Born in the tea estates of Darjeeling, India, award-winning filmmaker Sudhanshu Saria earned his Bachelor of Fine Arts degree in Film and Photography from Ithaca College in New York. His previous film work has premiered festivals such as Hollyshorts and Rio de Janeiro International Short Film Festival, taken him to Berlinale Talent Campus and been featured on NPR and Good Morning America.
His most recent short, HIS NEW HANDS, had its world premiere in competition at the 2014 Hong Kong International Film Festival, and was awarded the prestigious Remi Gold Prize for Best Dramatic Short at the WorldFest-Houston International Festival and the Best Film prize at Flyway Film Festival. The film screened at more than twenty-five film festivals around the world including Sarasota, Omaha, Heartland Film Festivals and the Chennai International Film Festival. It was selected by the makers of the RED camera for its annual showcase of the best films shot on this device, and awarded the Best Cinematography prize at the Kala Ghoda Arts Festival in Mumbai.
I AM HERE, his second feature-length screenplay, was selected for the International Film Finance Forum at the Toronto International Film Festival, and is currently in pre-production.
Loev is not a political film – it is a simple love story about an unusual love. But the act of making this film was a political one because of where this film was made.
At first glance, this is a universal story that could have taken place in any city from Boston to Budapest but a closer look reveals an invisible, fourth character in every scene: the politics of India. The complex legal and social codes gagging these men shape the way they express, understand and recognize love.

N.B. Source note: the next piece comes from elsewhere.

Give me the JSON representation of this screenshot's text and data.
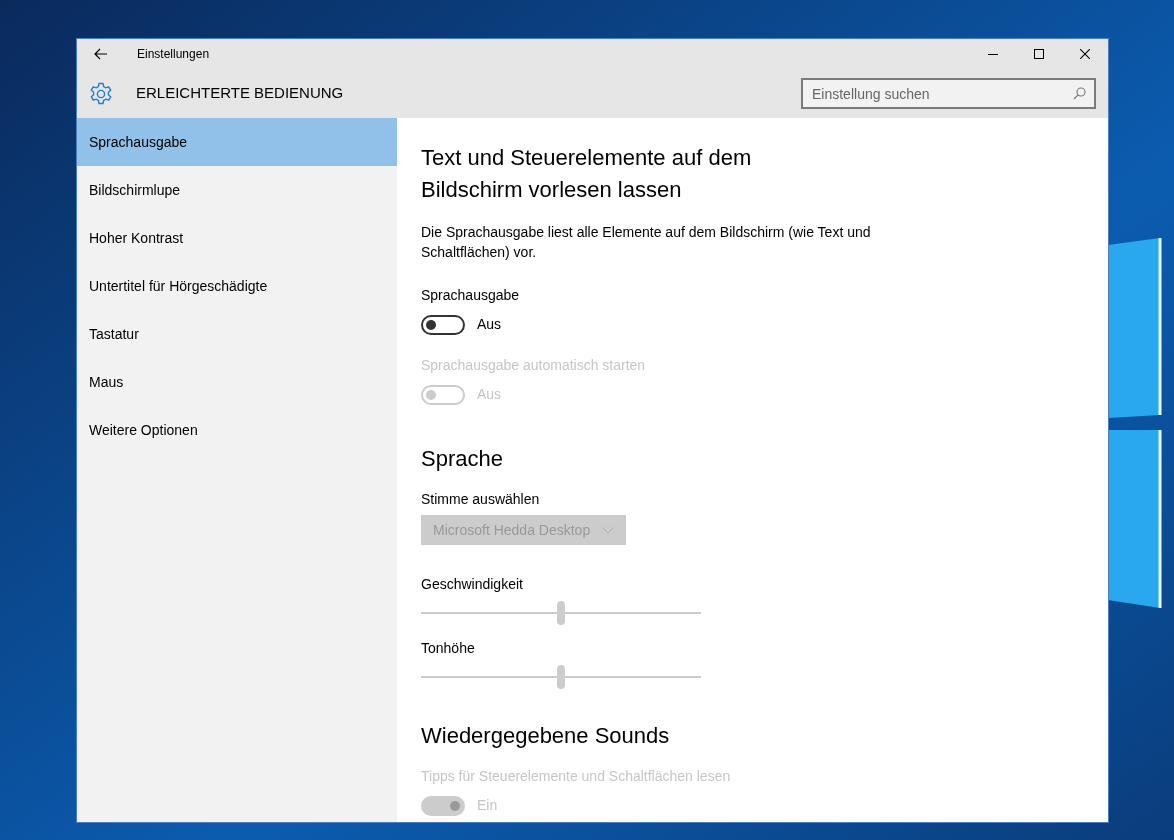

Three years ago, India’s highest court passed Amendment 377 into law declaring homosexuality punishable by life imprisonment and making criminals out of millions of its citizens. By extension, the court made it very easy for any cinematic work endorsing or depicting this love to be censored, obstructed and banned. It was in this environment that I wrote the script and it was in this India that our actors, technicians, investors and supporters came together to make this film, working in absolute secrecy and, in many cases, free of cost.
We knew the law would make it difficult for the film to be seen but we refused to self-censor and help marginalize this community and its love. Instead, we set out to portray these lives authentically and with dignity in a personal story where the characters seem least interested in the Supreme Court’s grand decision. However, what started out as an intellectual act of protest quickly became something else. Love. Mercilessly confusing, painful and euphoric to its patrons and blind to all divides of gender, sexual-orientation, creed and class – it’s all just love. No matter how we choose to spell it.